** Extracted data **

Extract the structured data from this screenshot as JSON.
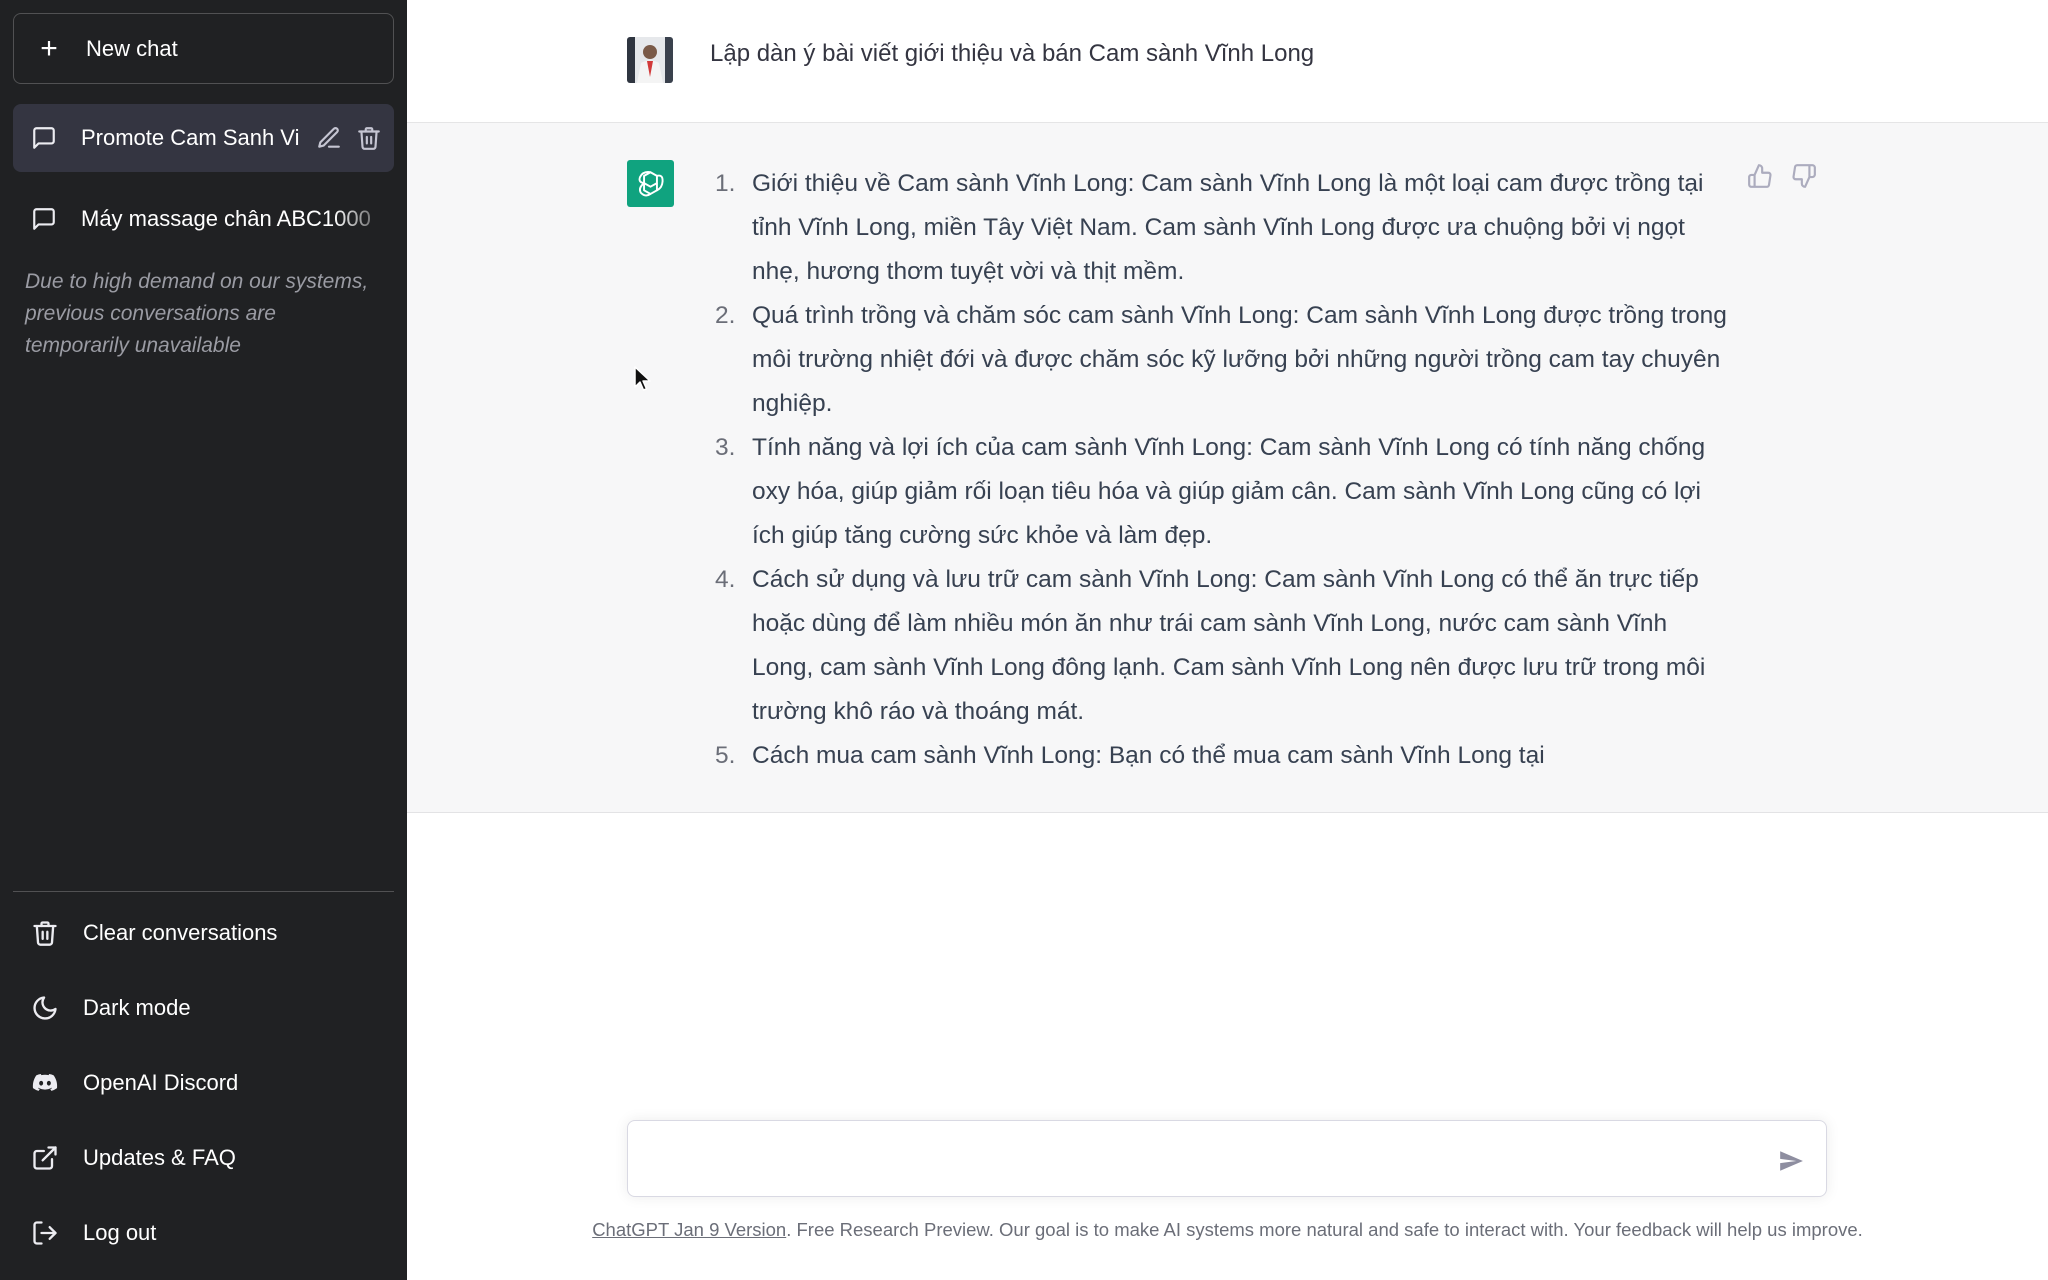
{
  "sidebar": {
    "new_chat_label": "New chat",
    "conversations": [
      {
        "label": "Promote Cam Sanh Vi",
        "active": true
      },
      {
        "label": "Máy massage chân ABC1000",
        "active": false
      }
    ],
    "notice": "Due to high demand on our systems, previous conversations are temporarily unavailable",
    "menu": [
      {
        "label": "Clear conversations",
        "icon": "trash-icon"
      },
      {
        "label": "Dark mode",
        "icon": "moon-icon"
      },
      {
        "label": "OpenAI Discord",
        "icon": "discord-icon"
      },
      {
        "label": "Updates & FAQ",
        "icon": "external-link-icon"
      },
      {
        "label": "Log out",
        "icon": "logout-icon"
      }
    ]
  },
  "chat": {
    "user_message": "Lập dàn ý bài viết giới thiệu và bán Cam sành Vĩnh Long",
    "assistant_items": [
      {
        "num": "1.",
        "text": "Giới thiệu về Cam sành Vĩnh Long: Cam sành Vĩnh Long là một loại cam được trồng tại tỉnh Vĩnh Long, miền Tây Việt Nam. Cam sành Vĩnh Long được ưa chuộng bởi vị ngọt nhẹ, hương thơm tuyệt vời và thịt mềm."
      },
      {
        "num": "2.",
        "text": "Quá trình trồng và chăm sóc cam sành Vĩnh Long: Cam sành Vĩnh Long được trồng trong môi trường nhiệt đới và được chăm sóc kỹ lưỡng bởi những người trồng cam tay chuyên nghiệp."
      },
      {
        "num": "3.",
        "text": "Tính năng và lợi ích của cam sành Vĩnh Long: Cam sành Vĩnh Long có tính năng chống oxy hóa, giúp giảm rối loạn tiêu hóa và giúp giảm cân. Cam sành Vĩnh Long cũng có lợi ích giúp tăng cường sức khỏe và làm đẹp."
      },
      {
        "num": "4.",
        "text": "Cách sử dụng và lưu trữ cam sành Vĩnh Long: Cam sành Vĩnh Long có thể ăn trực tiếp hoặc dùng để làm nhiều món ăn như trái cam sành Vĩnh Long, nước cam sành Vĩnh Long, cam sành Vĩnh Long đông lạnh. Cam sành Vĩnh Long nên được lưu trữ trong môi trường khô ráo và thoáng mát."
      },
      {
        "num": "5.",
        "text": "Cách mua cam sành Vĩnh Long: Bạn có thể mua cam sành Vĩnh Long tại"
      }
    ]
  },
  "composer": {
    "value": "",
    "placeholder": ""
  },
  "footer": {
    "link": "ChatGPT Jan 9 Version",
    "text": ". Free Research Preview. Our goal is to make AI systems more natural and safe to interact with. Your feedback will help us improve."
  },
  "colors": {
    "sidebar_bg": "#202123",
    "active_conv_bg": "#343541",
    "assistant_bg": "#f7f7f8",
    "brand": "#10a37f"
  }
}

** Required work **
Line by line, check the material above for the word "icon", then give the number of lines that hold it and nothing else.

** Response **
5